• [Task instructions] Reprint all of the data below exactly as shown and skip every image.

• [Records to use]
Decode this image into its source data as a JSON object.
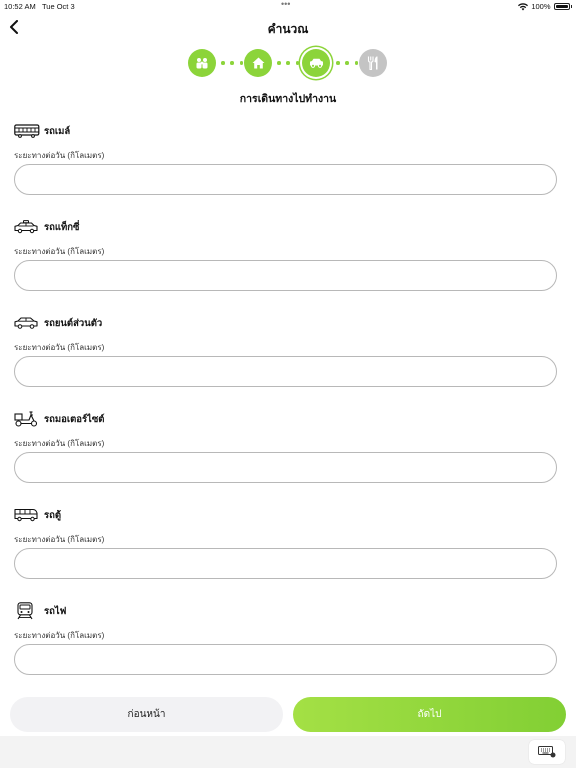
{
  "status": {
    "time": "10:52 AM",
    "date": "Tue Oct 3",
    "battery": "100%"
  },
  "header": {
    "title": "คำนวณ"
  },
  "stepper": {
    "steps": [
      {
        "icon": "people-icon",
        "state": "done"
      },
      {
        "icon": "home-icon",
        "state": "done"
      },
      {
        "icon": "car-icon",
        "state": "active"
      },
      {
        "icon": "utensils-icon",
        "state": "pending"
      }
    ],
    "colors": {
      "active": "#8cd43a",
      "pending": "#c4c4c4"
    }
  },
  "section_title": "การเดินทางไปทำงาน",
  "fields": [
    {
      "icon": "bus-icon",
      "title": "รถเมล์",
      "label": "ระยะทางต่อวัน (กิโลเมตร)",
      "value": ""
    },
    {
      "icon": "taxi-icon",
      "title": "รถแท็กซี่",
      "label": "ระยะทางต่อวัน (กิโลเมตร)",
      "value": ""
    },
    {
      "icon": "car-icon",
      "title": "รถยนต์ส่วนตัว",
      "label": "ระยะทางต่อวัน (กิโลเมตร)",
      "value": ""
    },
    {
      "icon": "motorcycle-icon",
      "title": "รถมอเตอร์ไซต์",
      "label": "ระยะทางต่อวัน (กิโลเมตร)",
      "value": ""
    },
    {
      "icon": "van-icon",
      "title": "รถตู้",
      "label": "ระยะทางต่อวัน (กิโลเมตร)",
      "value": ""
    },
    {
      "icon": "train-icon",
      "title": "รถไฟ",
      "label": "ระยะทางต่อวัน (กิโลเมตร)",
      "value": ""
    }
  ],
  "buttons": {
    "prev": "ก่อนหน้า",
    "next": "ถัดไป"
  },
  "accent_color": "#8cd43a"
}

• [Expected answer]
Decode this image into its source data as a JSON object.
{
  "status": {
    "time": "10:52 AM",
    "date": "Tue Oct 3",
    "battery": "100%"
  },
  "header": {
    "title": "คำนวณ"
  },
  "stepper": {
    "steps": [
      {
        "icon": "people-icon",
        "state": "done"
      },
      {
        "icon": "home-icon",
        "state": "done"
      },
      {
        "icon": "car-icon",
        "state": "active"
      },
      {
        "icon": "utensils-icon",
        "state": "pending"
      }
    ],
    "colors": {
      "active": "#8cd43a",
      "pending": "#c4c4c4"
    }
  },
  "section_title": "การเดินทางไปทำงาน",
  "fields": [
    {
      "icon": "bus-icon",
      "title": "รถเมล์",
      "label": "ระยะทางต่อวัน (กิโลเมตร)",
      "value": ""
    },
    {
      "icon": "taxi-icon",
      "title": "รถแท็กซี่",
      "label": "ระยะทางต่อวัน (กิโลเมตร)",
      "value": ""
    },
    {
      "icon": "car-icon",
      "title": "รถยนต์ส่วนตัว",
      "label": "ระยะทางต่อวัน (กิโลเมตร)",
      "value": ""
    },
    {
      "icon": "motorcycle-icon",
      "title": "รถมอเตอร์ไซต์",
      "label": "ระยะทางต่อวัน (กิโลเมตร)",
      "value": ""
    },
    {
      "icon": "van-icon",
      "title": "รถตู้",
      "label": "ระยะทางต่อวัน (กิโลเมตร)",
      "value": ""
    },
    {
      "icon": "train-icon",
      "title": "รถไฟ",
      "label": "ระยะทางต่อวัน (กิโลเมตร)",
      "value": ""
    }
  ],
  "buttons": {
    "prev": "ก่อนหน้า",
    "next": "ถัดไป"
  },
  "accent_color": "#8cd43a"
}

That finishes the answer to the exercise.